Assignment - Leave the images behind and copy every record exactly.

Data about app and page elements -
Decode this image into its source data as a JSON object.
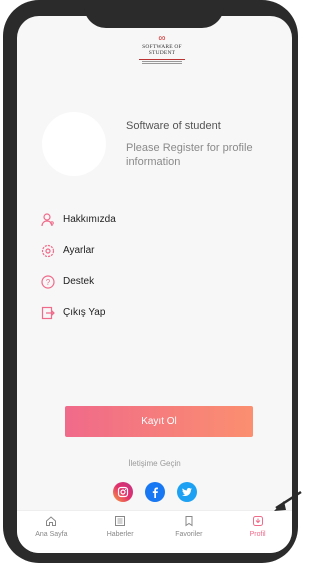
{
  "brand": {
    "logo_text_line1": "SOFTWARE OF",
    "logo_text_line2": "STUDENT"
  },
  "profile": {
    "name": "Software of student",
    "info": "Please Register for profile information"
  },
  "menu": {
    "items": [
      {
        "label": "Hakkımızda",
        "icon": "user-icon"
      },
      {
        "label": "Ayarlar",
        "icon": "gear-icon"
      },
      {
        "label": "Destek",
        "icon": "help-icon"
      },
      {
        "label": "Çıkış Yap",
        "icon": "logout-icon"
      }
    ]
  },
  "register_button": {
    "label": "Kayıt Ol"
  },
  "contact": {
    "label": "İletişime Geçin"
  },
  "social": [
    {
      "icon": "instagram-icon"
    },
    {
      "icon": "facebook-icon"
    },
    {
      "icon": "twitter-icon"
    }
  ],
  "bottom_nav": {
    "items": [
      {
        "label": "Ana Sayfa",
        "icon": "home-icon"
      },
      {
        "label": "Haberler",
        "icon": "news-icon"
      },
      {
        "label": "Favoriler",
        "icon": "bookmark-icon"
      },
      {
        "label": "Profil",
        "icon": "profile-icon"
      }
    ]
  },
  "colors": {
    "accent": "#f06a8a",
    "frame": "#2b2b2b",
    "background": "#f7f7f7"
  }
}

Written answer -
Decode this image into its source data as a JSON object.
{
  "brand": {
    "logo_text_line1": "SOFTWARE OF",
    "logo_text_line2": "STUDENT"
  },
  "profile": {
    "name": "Software of student",
    "info": "Please Register for profile information"
  },
  "menu": {
    "items": [
      {
        "label": "Hakkımızda",
        "icon": "user-icon"
      },
      {
        "label": "Ayarlar",
        "icon": "gear-icon"
      },
      {
        "label": "Destek",
        "icon": "help-icon"
      },
      {
        "label": "Çıkış Yap",
        "icon": "logout-icon"
      }
    ]
  },
  "register_button": {
    "label": "Kayıt Ol"
  },
  "contact": {
    "label": "İletişime Geçin"
  },
  "social": [
    {
      "icon": "instagram-icon"
    },
    {
      "icon": "facebook-icon"
    },
    {
      "icon": "twitter-icon"
    }
  ],
  "bottom_nav": {
    "items": [
      {
        "label": "Ana Sayfa",
        "icon": "home-icon"
      },
      {
        "label": "Haberler",
        "icon": "news-icon"
      },
      {
        "label": "Favoriler",
        "icon": "bookmark-icon"
      },
      {
        "label": "Profil",
        "icon": "profile-icon"
      }
    ]
  },
  "colors": {
    "accent": "#f06a8a",
    "frame": "#2b2b2b",
    "background": "#f7f7f7"
  }
}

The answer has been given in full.